- Dollar General is building two new distribution centers (DC) to help offset the effects of high fuel costs and freight rates, CEO Todd Vasos told investors in a recent earnings call. Both centers are expected to open in 2019.
- The company is also expanding its private fleet and "growing and diversifying our carrier base," Vasos said. Dollar General is on track to expand its fleet to 200 this year, up from 80 at the end of fiscal 2017.
- The retailer spent $39 million on "distribution and transportation related projects" in the first quarter of 2018, according to a company news release.
The freight and fuel headwinds blowing in the face of Dollar General are the same ones facing many retailers and brands.
While some retailers can raise the price of their products to offset freight costs, passing costs onto the consumer isn't an option for Dollar General (unless it's willing to rebrand its stores as Two-Dollar General).
Instead, the discount retailer is looking at its supply chain to get closer to stores and consumers, reducing transport distances, trucking and fuel costs as a result.
"Our 16th and 17th distribution centers are currently under construction in Longview, Texas and Amsterdam, New York," Vasos said. "We anticipate that both of these DCs will open in the 2019 calendar year and then we will see relatively quick and positive impact on stem miles."
In addition, the retailer is making moves to rely less on third party carriers and more on its own private fleet, Vasos said. "Over time, we believe this will give us added flexibility and help insulate us from future carrier rate fluctuations."
The retailer is actively recruiting drivers, enticing them with a promise of an annual salary up to $90,000. While several carriers are offering incentives to recruit drivers, Drew McElroy, CEO of Transfix, told Supply Chain Dive the move won't actually solve the trucking capacity crisis.

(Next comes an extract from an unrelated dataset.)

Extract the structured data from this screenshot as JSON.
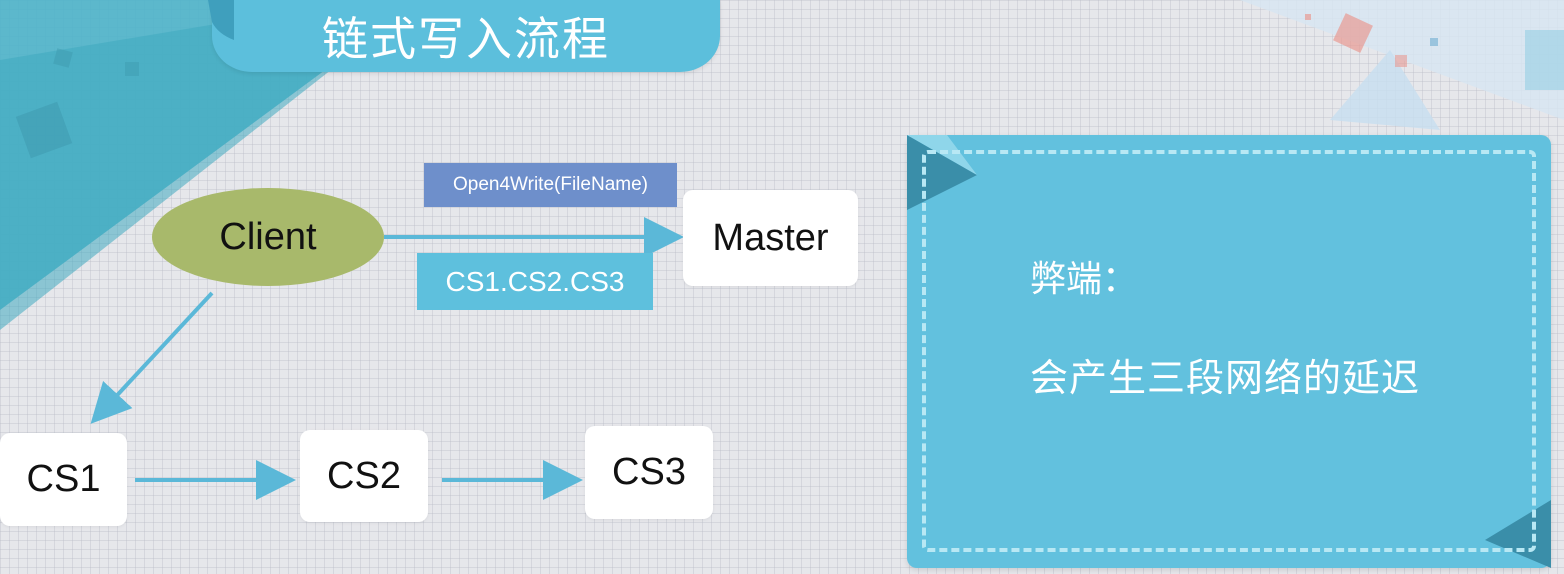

"It's a smart move for the individual carrier, but that's going to help them recruit drivers from other people," he said. "It's not going to bring new drivers into the industry."